**AIM OF THE TASK:** Images within the entries are to be omitted; the remainder must be reproduced exactly.

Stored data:
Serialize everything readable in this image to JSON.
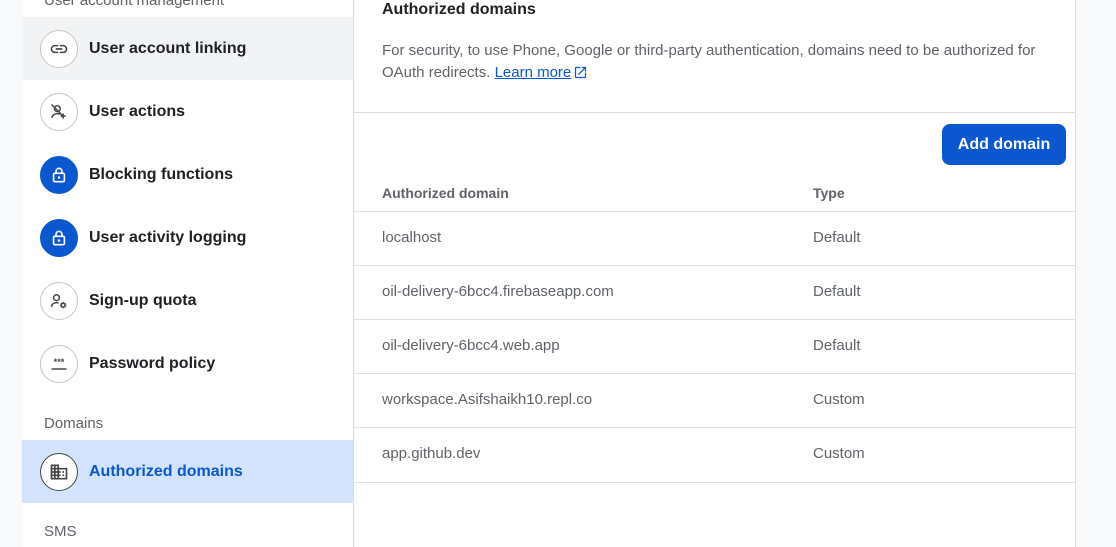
{
  "sidebar": {
    "section_user_mgmt": "User account management",
    "items": [
      {
        "label": "User account linking",
        "icon": "link-icon"
      },
      {
        "label": "User actions",
        "icon": "person-off-icon"
      },
      {
        "label": "Blocking functions",
        "icon": "lock-icon"
      },
      {
        "label": "User activity logging",
        "icon": "lock-icon"
      },
      {
        "label": "Sign-up quota",
        "icon": "manage-accounts-icon"
      },
      {
        "label": "Password policy",
        "icon": "password-icon"
      }
    ],
    "section_domains": "Domains",
    "domains_item": {
      "label": "Authorized domains",
      "icon": "domain-icon"
    },
    "section_sms": "SMS"
  },
  "card": {
    "title": "Authorized domains",
    "description": "For security, to use Phone, Google or third-party authentication, domains need to be authorized for OAuth redirects.",
    "learn_more": "Learn more",
    "add_button": "Add domain"
  },
  "table": {
    "headers": [
      "Authorized domain",
      "Type"
    ],
    "rows": [
      {
        "domain": "localhost",
        "type": "Default"
      },
      {
        "domain": "oil-delivery-6bcc4.firebaseapp.com",
        "type": "Default"
      },
      {
        "domain": "oil-delivery-6bcc4.web.app",
        "type": "Default"
      },
      {
        "domain": "workspace.Asifshaikh10.repl.co",
        "type": "Custom"
      },
      {
        "domain": "app.github.dev",
        "type": "Custom"
      }
    ]
  },
  "colors": {
    "accent": "#0b57d0",
    "selected_bg": "#d3e3fd"
  }
}
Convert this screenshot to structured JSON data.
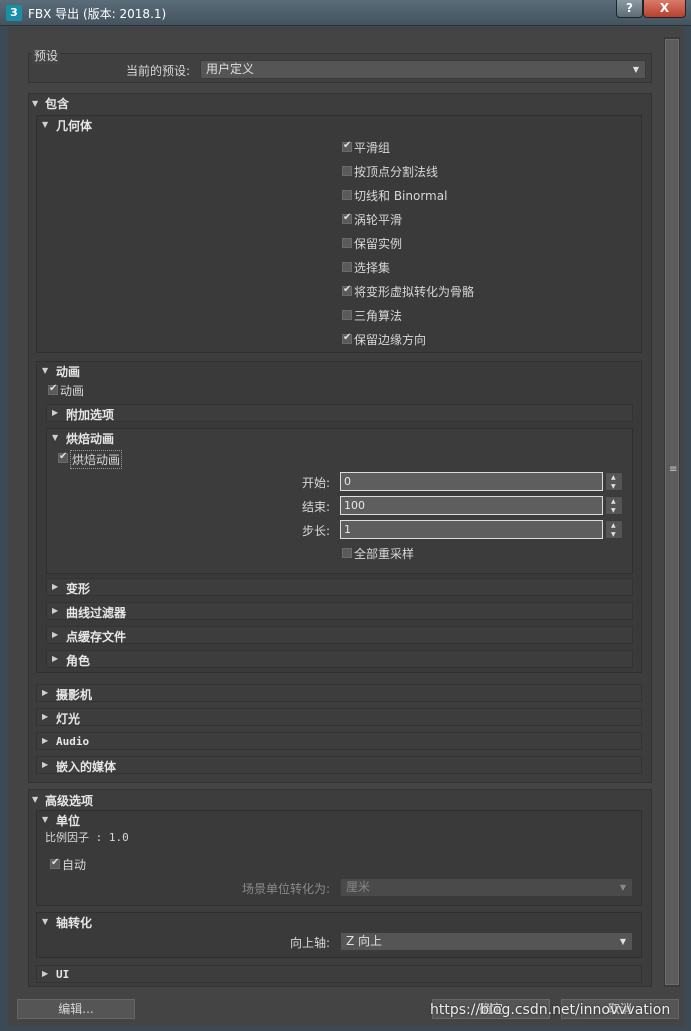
{
  "window": {
    "title": "FBX 导出 (版本: 2018.1)",
    "icon_label": "3",
    "help_label": "?",
    "close_label": "X"
  },
  "preset": {
    "group_label": "预设",
    "current_label": "当前的预设:",
    "value": "用户定义"
  },
  "include": {
    "label": "包含",
    "geometry": {
      "label": "几何体",
      "options": [
        {
          "label": "平滑组",
          "checked": true
        },
        {
          "label": "按顶点分割法线",
          "checked": false
        },
        {
          "label": "切线和 Binormal",
          "checked": false
        },
        {
          "label": "涡轮平滑",
          "checked": true
        },
        {
          "label": "保留实例",
          "checked": false
        },
        {
          "label": "选择集",
          "checked": false
        },
        {
          "label": "将变形虚拟转化为骨骼",
          "checked": true
        },
        {
          "label": "三角算法",
          "checked": false
        },
        {
          "label": "保留边缘方向",
          "checked": true
        }
      ]
    },
    "animation": {
      "label": "动画",
      "checkbox_label": "动画",
      "extra_options_label": "附加选项",
      "bake": {
        "label": "烘焙动画",
        "checkbox_label": "烘焙动画",
        "start_label": "开始:",
        "start_value": "0",
        "end_label": "结束:",
        "end_value": "100",
        "step_label": "步长:",
        "step_value": "1",
        "resample_label": "全部重采样"
      },
      "deform_label": "变形",
      "curve_filter_label": "曲线过滤器",
      "point_cache_label": "点缓存文件",
      "character_label": "角色"
    },
    "camera_label": "摄影机",
    "light_label": "灯光",
    "audio_label": "Audio",
    "embed_media_label": "嵌入的媒体"
  },
  "advanced": {
    "label": "高级选项",
    "units": {
      "label": "单位",
      "scale_factor": "比例因子 : 1.0",
      "auto_label": "自动",
      "convert_label": "场景单位转化为:",
      "convert_value": "厘米"
    },
    "axis": {
      "label": "轴转化",
      "up_axis_label": "向上轴:",
      "up_axis_value": "Z 向上"
    },
    "ui_label": "UI"
  },
  "buttons": {
    "edit": "编辑...",
    "ok": "确定",
    "cancel": "取消"
  },
  "watermark": "https://blog.csdn.net/innovvvation",
  "colors": {
    "window_bg": "#444444",
    "title_bar": "#4f606b",
    "close_button": "#c75a46"
  }
}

**OUTPUT FOR THIS EXERCISE:**
Serialize everything readable in this image to JSON.
{
  "sidebar": {
    "section_user_mgmt": "User account management",
    "items": [
      {
        "label": "User account linking",
        "icon": "link-icon"
      },
      {
        "label": "User actions",
        "icon": "person-off-icon"
      },
      {
        "label": "Blocking functions",
        "icon": "lock-icon"
      },
      {
        "label": "User activity logging",
        "icon": "lock-icon"
      },
      {
        "label": "Sign-up quota",
        "icon": "manage-accounts-icon"
      },
      {
        "label": "Password policy",
        "icon": "password-icon"
      }
    ],
    "section_domains": "Domains",
    "domains_item": {
      "label": "Authorized domains",
      "icon": "domain-icon"
    },
    "section_sms": "SMS"
  },
  "card": {
    "title": "Authorized domains",
    "description": "For security, to use Phone, Google or third-party authentication, domains need to be authorized for OAuth redirects.",
    "learn_more": "Learn more",
    "add_button": "Add domain"
  },
  "table": {
    "headers": [
      "Authorized domain",
      "Type"
    ],
    "rows": [
      {
        "domain": "localhost",
        "type": "Default"
      },
      {
        "domain": "oil-delivery-6bcc4.firebaseapp.com",
        "type": "Default"
      },
      {
        "domain": "oil-delivery-6bcc4.web.app",
        "type": "Default"
      },
      {
        "domain": "workspace.Asifshaikh10.repl.co",
        "type": "Custom"
      },
      {
        "domain": "app.github.dev",
        "type": "Custom"
      }
    ]
  },
  "colors": {
    "accent": "#0b57d0",
    "selected_bg": "#d3e3fd"
  }
}
Convert this screenshot to structured JSON data.
{
  "window": {
    "title": "FBX 导出 (版本: 2018.1)",
    "icon_label": "3",
    "help_label": "?",
    "close_label": "X"
  },
  "preset": {
    "group_label": "预设",
    "current_label": "当前的预设:",
    "value": "用户定义"
  },
  "include": {
    "label": "包含",
    "geometry": {
      "label": "几何体",
      "options": [
        {
          "label": "平滑组",
          "checked": true
        },
        {
          "label": "按顶点分割法线",
          "checked": false
        },
        {
          "label": "切线和 Binormal",
          "checked": false
        },
        {
          "label": "涡轮平滑",
          "checked": true
        },
        {
          "label": "保留实例",
          "checked": false
        },
        {
          "label": "选择集",
          "checked": false
        },
        {
          "label": "将变形虚拟转化为骨骼",
          "checked": true
        },
        {
          "label": "三角算法",
          "checked": false
        },
        {
          "label": "保留边缘方向",
          "checked": true
        }
      ]
    },
    "animation": {
      "label": "动画",
      "checkbox_label": "动画",
      "extra_options_label": "附加选项",
      "bake": {
        "label": "烘焙动画",
        "checkbox_label": "烘焙动画",
        "start_label": "开始:",
        "start_value": "0",
        "end_label": "结束:",
        "end_value": "100",
        "step_label": "步长:",
        "step_value": "1",
        "resample_label": "全部重采样"
      },
      "deform_label": "变形",
      "curve_filter_label": "曲线过滤器",
      "point_cache_label": "点缓存文件",
      "character_label": "角色"
    },
    "camera_label": "摄影机",
    "light_label": "灯光",
    "audio_label": "Audio",
    "embed_media_label": "嵌入的媒体"
  },
  "advanced": {
    "label": "高级选项",
    "units": {
      "label": "单位",
      "scale_factor": "比例因子 : 1.0",
      "auto_label": "自动",
      "convert_label": "场景单位转化为:",
      "convert_value": "厘米"
    },
    "axis": {
      "label": "轴转化",
      "up_axis_label": "向上轴:",
      "up_axis_value": "Z 向上"
    },
    "ui_label": "UI"
  },
  "buttons": {
    "edit": "编辑...",
    "ok": "确定",
    "cancel": "取消"
  },
  "watermark": "https://blog.csdn.net/innovvvation",
  "colors": {
    "window_bg": "#444444",
    "title_bar": "#4f606b",
    "close_button": "#c75a46"
  }
}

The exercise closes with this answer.